**Given data:**
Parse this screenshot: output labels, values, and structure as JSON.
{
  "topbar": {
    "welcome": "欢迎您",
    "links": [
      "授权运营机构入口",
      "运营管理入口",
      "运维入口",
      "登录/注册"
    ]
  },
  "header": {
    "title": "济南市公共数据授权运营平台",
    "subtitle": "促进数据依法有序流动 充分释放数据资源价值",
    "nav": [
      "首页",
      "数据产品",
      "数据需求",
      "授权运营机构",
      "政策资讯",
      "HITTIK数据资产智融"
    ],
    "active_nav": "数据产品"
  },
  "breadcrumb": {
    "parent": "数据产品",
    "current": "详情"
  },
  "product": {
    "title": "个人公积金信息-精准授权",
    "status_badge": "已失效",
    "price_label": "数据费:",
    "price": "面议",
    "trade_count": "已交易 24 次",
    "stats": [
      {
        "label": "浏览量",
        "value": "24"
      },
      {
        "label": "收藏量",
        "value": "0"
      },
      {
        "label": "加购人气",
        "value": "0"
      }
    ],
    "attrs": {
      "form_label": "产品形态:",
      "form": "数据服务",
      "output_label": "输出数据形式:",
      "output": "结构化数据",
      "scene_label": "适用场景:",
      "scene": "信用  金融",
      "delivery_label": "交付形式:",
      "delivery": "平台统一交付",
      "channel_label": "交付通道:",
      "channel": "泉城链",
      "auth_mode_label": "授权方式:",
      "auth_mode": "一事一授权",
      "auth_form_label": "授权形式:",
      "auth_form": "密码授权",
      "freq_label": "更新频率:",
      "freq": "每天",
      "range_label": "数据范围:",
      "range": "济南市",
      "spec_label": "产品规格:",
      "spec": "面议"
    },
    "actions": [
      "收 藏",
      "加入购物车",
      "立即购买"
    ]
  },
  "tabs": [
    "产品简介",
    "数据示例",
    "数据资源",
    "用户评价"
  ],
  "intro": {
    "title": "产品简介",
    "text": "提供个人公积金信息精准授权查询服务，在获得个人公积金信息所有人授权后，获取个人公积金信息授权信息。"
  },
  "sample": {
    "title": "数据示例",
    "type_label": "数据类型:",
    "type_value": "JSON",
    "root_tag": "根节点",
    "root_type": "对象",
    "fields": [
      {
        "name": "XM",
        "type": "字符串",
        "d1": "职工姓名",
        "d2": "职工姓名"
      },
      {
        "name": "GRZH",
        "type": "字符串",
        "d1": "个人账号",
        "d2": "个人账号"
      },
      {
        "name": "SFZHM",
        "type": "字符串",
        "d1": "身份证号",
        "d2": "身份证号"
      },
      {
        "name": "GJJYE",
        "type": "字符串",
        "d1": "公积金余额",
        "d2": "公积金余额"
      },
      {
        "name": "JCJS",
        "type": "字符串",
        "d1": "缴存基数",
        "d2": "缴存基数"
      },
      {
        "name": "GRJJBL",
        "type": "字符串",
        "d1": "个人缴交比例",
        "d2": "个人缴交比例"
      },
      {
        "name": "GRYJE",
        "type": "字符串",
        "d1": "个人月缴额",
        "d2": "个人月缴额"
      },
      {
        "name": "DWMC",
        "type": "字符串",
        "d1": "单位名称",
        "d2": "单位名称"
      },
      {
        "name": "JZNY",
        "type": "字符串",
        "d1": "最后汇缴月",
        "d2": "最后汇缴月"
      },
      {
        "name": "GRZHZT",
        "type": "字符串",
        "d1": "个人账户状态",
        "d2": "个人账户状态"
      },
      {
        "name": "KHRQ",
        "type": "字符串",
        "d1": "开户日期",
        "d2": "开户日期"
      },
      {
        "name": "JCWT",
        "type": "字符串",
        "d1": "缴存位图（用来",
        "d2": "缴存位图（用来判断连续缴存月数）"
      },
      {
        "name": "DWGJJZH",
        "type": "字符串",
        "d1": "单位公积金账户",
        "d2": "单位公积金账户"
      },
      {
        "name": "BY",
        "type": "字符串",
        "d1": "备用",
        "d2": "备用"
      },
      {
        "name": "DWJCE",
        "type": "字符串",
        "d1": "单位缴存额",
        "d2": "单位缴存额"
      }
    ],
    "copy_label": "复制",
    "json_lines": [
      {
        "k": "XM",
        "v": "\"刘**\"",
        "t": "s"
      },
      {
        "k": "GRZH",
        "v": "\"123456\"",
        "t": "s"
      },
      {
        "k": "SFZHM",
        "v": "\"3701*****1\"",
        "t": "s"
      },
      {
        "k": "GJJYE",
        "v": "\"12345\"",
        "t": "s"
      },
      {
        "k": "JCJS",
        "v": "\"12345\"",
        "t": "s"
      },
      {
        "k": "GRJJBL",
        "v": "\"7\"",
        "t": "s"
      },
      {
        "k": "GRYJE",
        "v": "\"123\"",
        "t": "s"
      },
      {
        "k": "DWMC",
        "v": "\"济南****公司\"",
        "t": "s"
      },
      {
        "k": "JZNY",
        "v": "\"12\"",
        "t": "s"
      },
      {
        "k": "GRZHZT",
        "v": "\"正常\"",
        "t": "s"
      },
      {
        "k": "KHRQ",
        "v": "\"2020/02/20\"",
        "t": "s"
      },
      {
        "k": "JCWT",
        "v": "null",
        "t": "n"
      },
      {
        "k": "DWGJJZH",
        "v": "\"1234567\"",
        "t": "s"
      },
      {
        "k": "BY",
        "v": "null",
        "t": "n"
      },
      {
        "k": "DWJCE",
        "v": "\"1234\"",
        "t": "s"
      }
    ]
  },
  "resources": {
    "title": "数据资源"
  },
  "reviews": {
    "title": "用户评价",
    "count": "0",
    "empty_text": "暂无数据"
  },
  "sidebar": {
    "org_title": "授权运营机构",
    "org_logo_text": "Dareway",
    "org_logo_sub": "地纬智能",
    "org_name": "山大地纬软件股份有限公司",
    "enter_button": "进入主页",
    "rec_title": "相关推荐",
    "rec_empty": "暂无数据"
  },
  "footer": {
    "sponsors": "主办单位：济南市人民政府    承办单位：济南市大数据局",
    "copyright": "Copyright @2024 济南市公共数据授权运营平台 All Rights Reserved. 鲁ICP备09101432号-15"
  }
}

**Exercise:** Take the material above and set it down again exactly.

**Output below:**
Parse this screenshot: output labels, values, and structure as JSON.
{
  "topbar": {
    "welcome": "欢迎您",
    "links": [
      "授权运营机构入口",
      "运营管理入口",
      "运维入口",
      "登录/注册"
    ]
  },
  "header": {
    "title": "济南市公共数据授权运营平台",
    "subtitle": "促进数据依法有序流动 充分释放数据资源价值",
    "nav": [
      "首页",
      "数据产品",
      "数据需求",
      "授权运营机构",
      "政策资讯",
      "HITTIK数据资产智融"
    ],
    "active_nav": "数据产品"
  },
  "breadcrumb": {
    "parent": "数据产品",
    "current": "详情"
  },
  "product": {
    "title": "个人公积金信息-精准授权",
    "status_badge": "已失效",
    "price_label": "数据费:",
    "price": "面议",
    "trade_count": "已交易 24 次",
    "stats": [
      {
        "label": "浏览量",
        "value": "24"
      },
      {
        "label": "收藏量",
        "value": "0"
      },
      {
        "label": "加购人气",
        "value": "0"
      }
    ],
    "attrs": {
      "form_label": "产品形态:",
      "form": "数据服务",
      "output_label": "输出数据形式:",
      "output": "结构化数据",
      "scene_label": "适用场景:",
      "scene": "信用  金融",
      "delivery_label": "交付形式:",
      "delivery": "平台统一交付",
      "channel_label": "交付通道:",
      "channel": "泉城链",
      "auth_mode_label": "授权方式:",
      "auth_mode": "一事一授权",
      "auth_form_label": "授权形式:",
      "auth_form": "密码授权",
      "freq_label": "更新频率:",
      "freq": "每天",
      "range_label": "数据范围:",
      "range": "济南市",
      "spec_label": "产品规格:",
      "spec": "面议"
    },
    "actions": [
      "收 藏",
      "加入购物车",
      "立即购买"
    ]
  },
  "tabs": [
    "产品简介",
    "数据示例",
    "数据资源",
    "用户评价"
  ],
  "intro": {
    "title": "产品简介",
    "text": "提供个人公积金信息精准授权查询服务，在获得个人公积金信息所有人授权后，获取个人公积金信息授权信息。"
  },
  "sample": {
    "title": "数据示例",
    "type_label": "数据类型:",
    "type_value": "JSON",
    "root_tag": "根节点",
    "root_type": "对象",
    "fields": [
      {
        "name": "XM",
        "type": "字符串",
        "d1": "职工姓名",
        "d2": "职工姓名"
      },
      {
        "name": "GRZH",
        "type": "字符串",
        "d1": "个人账号",
        "d2": "个人账号"
      },
      {
        "name": "SFZHM",
        "type": "字符串",
        "d1": "身份证号",
        "d2": "身份证号"
      },
      {
        "name": "GJJYE",
        "type": "字符串",
        "d1": "公积金余额",
        "d2": "公积金余额"
      },
      {
        "name": "JCJS",
        "type": "字符串",
        "d1": "缴存基数",
        "d2": "缴存基数"
      },
      {
        "name": "GRJJBL",
        "type": "字符串",
        "d1": "个人缴交比例",
        "d2": "个人缴交比例"
      },
      {
        "name": "GRYJE",
        "type": "字符串",
        "d1": "个人月缴额",
        "d2": "个人月缴额"
      },
      {
        "name": "DWMC",
        "type": "字符串",
        "d1": "单位名称",
        "d2": "单位名称"
      },
      {
        "name": "JZNY",
        "type": "字符串",
        "d1": "最后汇缴月",
        "d2": "最后汇缴月"
      },
      {
        "name": "GRZHZT",
        "type": "字符串",
        "d1": "个人账户状态",
        "d2": "个人账户状态"
      },
      {
        "name": "KHRQ",
        "type": "字符串",
        "d1": "开户日期",
        "d2": "开户日期"
      },
      {
        "name": "JCWT",
        "type": "字符串",
        "d1": "缴存位图（用来",
        "d2": "缴存位图（用来判断连续缴存月数）"
      },
      {
        "name": "DWGJJZH",
        "type": "字符串",
        "d1": "单位公积金账户",
        "d2": "单位公积金账户"
      },
      {
        "name": "BY",
        "type": "字符串",
        "d1": "备用",
        "d2": "备用"
      },
      {
        "name": "DWJCE",
        "type": "字符串",
        "d1": "单位缴存额",
        "d2": "单位缴存额"
      }
    ],
    "copy_label": "复制",
    "json_lines": [
      {
        "k": "XM",
        "v": "\"刘**\"",
        "t": "s"
      },
      {
        "k": "GRZH",
        "v": "\"123456\"",
        "t": "s"
      },
      {
        "k": "SFZHM",
        "v": "\"3701*****1\"",
        "t": "s"
      },
      {
        "k": "GJJYE",
        "v": "\"12345\"",
        "t": "s"
      },
      {
        "k": "JCJS",
        "v": "\"12345\"",
        "t": "s"
      },
      {
        "k": "GRJJBL",
        "v": "\"7\"",
        "t": "s"
      },
      {
        "k": "GRYJE",
        "v": "\"123\"",
        "t": "s"
      },
      {
        "k": "DWMC",
        "v": "\"济南****公司\"",
        "t": "s"
      },
      {
        "k": "JZNY",
        "v": "\"12\"",
        "t": "s"
      },
      {
        "k": "GRZHZT",
        "v": "\"正常\"",
        "t": "s"
      },
      {
        "k": "KHRQ",
        "v": "\"2020/02/20\"",
        "t": "s"
      },
      {
        "k": "JCWT",
        "v": "null",
        "t": "n"
      },
      {
        "k": "DWGJJZH",
        "v": "\"1234567\"",
        "t": "s"
      },
      {
        "k": "BY",
        "v": "null",
        "t": "n"
      },
      {
        "k": "DWJCE",
        "v": "\"1234\"",
        "t": "s"
      }
    ]
  },
  "resources": {
    "title": "数据资源"
  },
  "reviews": {
    "title": "用户评价",
    "count": "0",
    "empty_text": "暂无数据"
  },
  "sidebar": {
    "org_title": "授权运营机构",
    "org_logo_text": "Dareway",
    "org_logo_sub": "地纬智能",
    "org_name": "山大地纬软件股份有限公司",
    "enter_button": "进入主页",
    "rec_title": "相关推荐",
    "rec_empty": "暂无数据"
  },
  "footer": {
    "sponsors": "主办单位：济南市人民政府    承办单位：济南市大数据局",
    "copyright": "Copyright @2024 济南市公共数据授权运营平台 All Rights Reserved. 鲁ICP备09101432号-15"
  }
}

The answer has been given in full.